◆ DESCRIPTION OF THE TASK
Repeat the data below with no changes.

┌─ RAW DATA

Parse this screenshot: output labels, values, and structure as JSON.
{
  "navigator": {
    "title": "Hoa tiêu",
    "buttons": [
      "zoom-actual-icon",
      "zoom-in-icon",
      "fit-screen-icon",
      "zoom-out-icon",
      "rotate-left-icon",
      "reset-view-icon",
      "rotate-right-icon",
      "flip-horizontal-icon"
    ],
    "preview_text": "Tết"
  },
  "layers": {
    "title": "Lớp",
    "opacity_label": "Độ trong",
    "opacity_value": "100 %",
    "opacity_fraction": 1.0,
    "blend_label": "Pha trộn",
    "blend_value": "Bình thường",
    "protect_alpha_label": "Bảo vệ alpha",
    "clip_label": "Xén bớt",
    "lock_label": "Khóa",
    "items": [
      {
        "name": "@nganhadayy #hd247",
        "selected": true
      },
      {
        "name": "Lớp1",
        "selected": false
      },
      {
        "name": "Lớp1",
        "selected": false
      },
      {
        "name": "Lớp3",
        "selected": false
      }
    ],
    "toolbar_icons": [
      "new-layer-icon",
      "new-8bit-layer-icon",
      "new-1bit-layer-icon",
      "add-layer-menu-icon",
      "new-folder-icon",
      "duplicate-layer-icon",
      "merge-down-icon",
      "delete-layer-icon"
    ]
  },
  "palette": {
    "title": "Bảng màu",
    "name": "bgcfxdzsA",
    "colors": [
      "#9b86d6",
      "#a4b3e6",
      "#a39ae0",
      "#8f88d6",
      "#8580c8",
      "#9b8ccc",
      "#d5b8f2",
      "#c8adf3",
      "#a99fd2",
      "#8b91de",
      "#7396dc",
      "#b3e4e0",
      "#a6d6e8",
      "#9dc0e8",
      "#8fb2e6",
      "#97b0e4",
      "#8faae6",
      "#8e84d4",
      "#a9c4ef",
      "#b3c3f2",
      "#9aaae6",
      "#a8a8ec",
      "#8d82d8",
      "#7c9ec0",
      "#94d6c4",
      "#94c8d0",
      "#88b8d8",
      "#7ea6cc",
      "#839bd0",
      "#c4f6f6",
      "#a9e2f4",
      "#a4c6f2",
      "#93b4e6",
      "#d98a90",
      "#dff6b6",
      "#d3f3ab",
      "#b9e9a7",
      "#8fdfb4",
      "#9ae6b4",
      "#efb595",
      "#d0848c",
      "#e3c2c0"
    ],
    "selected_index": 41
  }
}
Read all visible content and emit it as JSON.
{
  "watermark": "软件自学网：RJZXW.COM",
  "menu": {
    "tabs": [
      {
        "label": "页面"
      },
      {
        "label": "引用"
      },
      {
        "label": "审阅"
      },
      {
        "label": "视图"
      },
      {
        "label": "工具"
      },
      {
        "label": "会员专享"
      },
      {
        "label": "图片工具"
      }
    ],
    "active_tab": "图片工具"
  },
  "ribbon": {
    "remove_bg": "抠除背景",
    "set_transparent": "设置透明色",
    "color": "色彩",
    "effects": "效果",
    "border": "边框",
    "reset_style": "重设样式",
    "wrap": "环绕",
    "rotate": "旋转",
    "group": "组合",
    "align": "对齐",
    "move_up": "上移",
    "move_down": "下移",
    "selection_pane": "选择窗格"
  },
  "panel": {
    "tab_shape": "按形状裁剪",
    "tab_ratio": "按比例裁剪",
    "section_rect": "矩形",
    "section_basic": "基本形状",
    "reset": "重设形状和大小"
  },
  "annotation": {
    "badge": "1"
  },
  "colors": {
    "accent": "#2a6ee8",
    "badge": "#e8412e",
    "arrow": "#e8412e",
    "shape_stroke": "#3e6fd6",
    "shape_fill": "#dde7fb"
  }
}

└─

◆ RESPONSE
Parse this screenshot: output labels, values, and structure as JSON.
{
  "navigator": {
    "title": "Hoa tiêu",
    "buttons": [
      "zoom-actual-icon",
      "zoom-in-icon",
      "fit-screen-icon",
      "zoom-out-icon",
      "rotate-left-icon",
      "reset-view-icon",
      "rotate-right-icon",
      "flip-horizontal-icon"
    ],
    "preview_text": "Tết"
  },
  "layers": {
    "title": "Lớp",
    "opacity_label": "Độ trong",
    "opacity_value": "100 %",
    "opacity_fraction": 1.0,
    "blend_label": "Pha trộn",
    "blend_value": "Bình thường",
    "protect_alpha_label": "Bảo vệ alpha",
    "clip_label": "Xén bớt",
    "lock_label": "Khóa",
    "items": [
      {
        "name": "@nganhadayy #hd247",
        "selected": true
      },
      {
        "name": "Lớp1",
        "selected": false
      },
      {
        "name": "Lớp1",
        "selected": false
      },
      {
        "name": "Lớp3",
        "selected": false
      }
    ],
    "toolbar_icons": [
      "new-layer-icon",
      "new-8bit-layer-icon",
      "new-1bit-layer-icon",
      "add-layer-menu-icon",
      "new-folder-icon",
      "duplicate-layer-icon",
      "merge-down-icon",
      "delete-layer-icon"
    ]
  },
  "palette": {
    "title": "Bảng màu",
    "name": "bgcfxdzsA",
    "colors": [
      "#9b86d6",
      "#a4b3e6",
      "#a39ae0",
      "#8f88d6",
      "#8580c8",
      "#9b8ccc",
      "#d5b8f2",
      "#c8adf3",
      "#a99fd2",
      "#8b91de",
      "#7396dc",
      "#b3e4e0",
      "#a6d6e8",
      "#9dc0e8",
      "#8fb2e6",
      "#97b0e4",
      "#8faae6",
      "#8e84d4",
      "#a9c4ef",
      "#b3c3f2",
      "#9aaae6",
      "#a8a8ec",
      "#8d82d8",
      "#7c9ec0",
      "#94d6c4",
      "#94c8d0",
      "#88b8d8",
      "#7ea6cc",
      "#839bd0",
      "#c4f6f6",
      "#a9e2f4",
      "#a4c6f2",
      "#93b4e6",
      "#d98a90",
      "#dff6b6",
      "#d3f3ab",
      "#b9e9a7",
      "#8fdfb4",
      "#9ae6b4",
      "#efb595",
      "#d0848c",
      "#e3c2c0"
    ],
    "selected_index": 41
  }
}
Read all visible content and emit it as JSON.
{
  "watermark": "软件自学网：RJZXW.COM",
  "menu": {
    "tabs": [
      {
        "label": "页面"
      },
      {
        "label": "引用"
      },
      {
        "label": "审阅"
      },
      {
        "label": "视图"
      },
      {
        "label": "工具"
      },
      {
        "label": "会员专享"
      },
      {
        "label": "图片工具"
      }
    ],
    "active_tab": "图片工具"
  },
  "ribbon": {
    "remove_bg": "抠除背景",
    "set_transparent": "设置透明色",
    "color": "色彩",
    "effects": "效果",
    "border": "边框",
    "reset_style": "重设样式",
    "wrap": "环绕",
    "rotate": "旋转",
    "group": "组合",
    "align": "对齐",
    "move_up": "上移",
    "move_down": "下移",
    "selection_pane": "选择窗格"
  },
  "panel": {
    "tab_shape": "按形状裁剪",
    "tab_ratio": "按比例裁剪",
    "section_rect": "矩形",
    "section_basic": "基本形状",
    "reset": "重设形状和大小"
  },
  "annotation": {
    "badge": "1"
  },
  "colors": {
    "accent": "#2a6ee8",
    "badge": "#e8412e",
    "arrow": "#e8412e",
    "shape_stroke": "#3e6fd6",
    "shape_fill": "#dde7fb"
  }
}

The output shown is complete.